Page Ogden, president and CEO of the bank, said a longtime B&K officer came up with the idea of donating the property to the Children’s Home.
“We had a piece of property that we had taken over some time ago,” Ogden said. “Sandy Boyte, one of our officers, brought up the idea of giving the property to the Children’s Home.”
The fit was right, Ogden said. “It is doing good in that neighborhood,” he said.
Banks operate under the Community Reinvestment Act, which monitors how well banks take roles in community development.
The thrift store caters to people who benefit from low-cost items available in the store. The bank, then, has a role in making the community a better place.
“A better community is better for our bank,” Ogden said. “As a public company and a for-profit company, we are looking out for our shareholders, too,” he said.
The thrift store opened three weeks ago, Hungerford said. “Already we are seeing how having inexpensive items available is a service to the community,” she said.
And as sales increase at the thrift store, cash flow improves for the Children’s Home, which cares for children whose families are unable to care for them.
“When a for-sale sign went up, I inquired,” she said. “I knew we couldn’t pay more than three dollars for it, but I coveted the building.”
The Children’s Home has had regular garage sales through the years but never a place where items could be arranged properly and under cover.
“We had continued the garage sales in the heat and cold and rain,” she said. “I looked all over town for a place for a thrift store.”
Another benefit of the thrift store is creation of two new jobs.
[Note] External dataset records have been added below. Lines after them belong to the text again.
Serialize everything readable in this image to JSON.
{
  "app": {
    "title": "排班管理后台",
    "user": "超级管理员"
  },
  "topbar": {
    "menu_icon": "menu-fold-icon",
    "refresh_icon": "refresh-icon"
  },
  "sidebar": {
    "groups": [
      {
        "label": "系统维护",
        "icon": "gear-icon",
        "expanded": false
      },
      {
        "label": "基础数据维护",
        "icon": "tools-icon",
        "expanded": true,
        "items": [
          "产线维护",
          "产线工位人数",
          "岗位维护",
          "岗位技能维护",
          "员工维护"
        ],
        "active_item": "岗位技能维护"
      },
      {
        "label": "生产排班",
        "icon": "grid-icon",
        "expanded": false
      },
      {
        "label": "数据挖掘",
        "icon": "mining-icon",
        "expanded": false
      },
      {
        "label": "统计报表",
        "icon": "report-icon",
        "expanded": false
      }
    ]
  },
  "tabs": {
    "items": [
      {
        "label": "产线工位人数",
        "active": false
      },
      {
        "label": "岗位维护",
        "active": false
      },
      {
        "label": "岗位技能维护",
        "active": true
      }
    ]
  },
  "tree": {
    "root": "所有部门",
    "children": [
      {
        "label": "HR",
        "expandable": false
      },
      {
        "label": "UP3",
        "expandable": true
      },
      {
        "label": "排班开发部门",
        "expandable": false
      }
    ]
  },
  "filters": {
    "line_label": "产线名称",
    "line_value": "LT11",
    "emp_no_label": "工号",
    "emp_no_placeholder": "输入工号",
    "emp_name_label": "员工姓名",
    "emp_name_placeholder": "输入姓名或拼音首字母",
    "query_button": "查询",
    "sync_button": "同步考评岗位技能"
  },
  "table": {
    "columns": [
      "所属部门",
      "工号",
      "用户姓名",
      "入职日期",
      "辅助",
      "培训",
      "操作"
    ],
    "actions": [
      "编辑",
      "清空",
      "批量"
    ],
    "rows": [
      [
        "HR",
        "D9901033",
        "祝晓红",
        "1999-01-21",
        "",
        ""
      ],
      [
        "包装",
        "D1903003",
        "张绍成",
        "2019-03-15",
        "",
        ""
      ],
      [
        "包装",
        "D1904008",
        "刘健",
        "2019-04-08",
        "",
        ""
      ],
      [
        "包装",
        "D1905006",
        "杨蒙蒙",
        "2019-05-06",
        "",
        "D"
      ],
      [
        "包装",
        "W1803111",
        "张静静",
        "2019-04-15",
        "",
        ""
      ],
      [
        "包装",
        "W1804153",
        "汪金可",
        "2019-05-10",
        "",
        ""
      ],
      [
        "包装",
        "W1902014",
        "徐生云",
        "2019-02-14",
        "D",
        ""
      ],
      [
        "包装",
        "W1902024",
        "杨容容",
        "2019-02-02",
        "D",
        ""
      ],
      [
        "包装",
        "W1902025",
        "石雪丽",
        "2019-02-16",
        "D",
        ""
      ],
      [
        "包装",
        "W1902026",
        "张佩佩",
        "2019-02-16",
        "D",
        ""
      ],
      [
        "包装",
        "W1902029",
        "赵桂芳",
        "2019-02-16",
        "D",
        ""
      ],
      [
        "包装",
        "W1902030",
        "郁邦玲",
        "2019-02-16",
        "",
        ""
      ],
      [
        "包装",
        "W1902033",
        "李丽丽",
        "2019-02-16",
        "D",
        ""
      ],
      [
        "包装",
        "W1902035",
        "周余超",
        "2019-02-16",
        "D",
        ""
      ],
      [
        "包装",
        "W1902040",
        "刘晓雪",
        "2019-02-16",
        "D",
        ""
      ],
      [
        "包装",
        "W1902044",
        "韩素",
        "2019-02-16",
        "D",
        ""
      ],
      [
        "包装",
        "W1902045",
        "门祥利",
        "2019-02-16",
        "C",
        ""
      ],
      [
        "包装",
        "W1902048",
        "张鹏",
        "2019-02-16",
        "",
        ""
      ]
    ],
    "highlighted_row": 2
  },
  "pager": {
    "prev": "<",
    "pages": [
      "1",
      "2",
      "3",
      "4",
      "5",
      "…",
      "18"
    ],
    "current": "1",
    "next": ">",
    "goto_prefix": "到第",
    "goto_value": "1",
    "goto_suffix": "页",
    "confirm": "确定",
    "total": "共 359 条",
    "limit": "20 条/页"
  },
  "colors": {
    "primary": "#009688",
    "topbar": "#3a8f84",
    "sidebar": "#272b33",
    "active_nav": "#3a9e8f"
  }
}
The store is open Wednesday through Friday, 8 a.m. to 3 p.m., with Laura Warner serving as manager, assisted by Willie Wallace.
Anyone wishing to make donations to the shop may call for pickup. “We take anything but live animals,” Hungerford said. The shop number is 601-442-5669.
Dennis Stine, an owner of Stine Lumber Co., said working with nonprofits and making a difference in a community is a part of his company’s mission.
The company’s statement says that its mission is
“to provide quality building products and services at a savings to our customers. To maintain a profit which will enable company growth and employee opportunity. To instill customer and supplier trust through sound ethical standards and community involvement.”
Both management and employees become involved in the community, Stine said.
Earlier this year, he came to Natchez to spend a day working on a Habitat for Humanity house.
“But I’m small compared to many in our company who are doing hands-on work at nonprofits on a regular basis,” he said.
Still, he sets an example, serving on boards of eight different nonprofits. “We encourage that involvement in every way,” he said. “It’s part of our message at Stine.”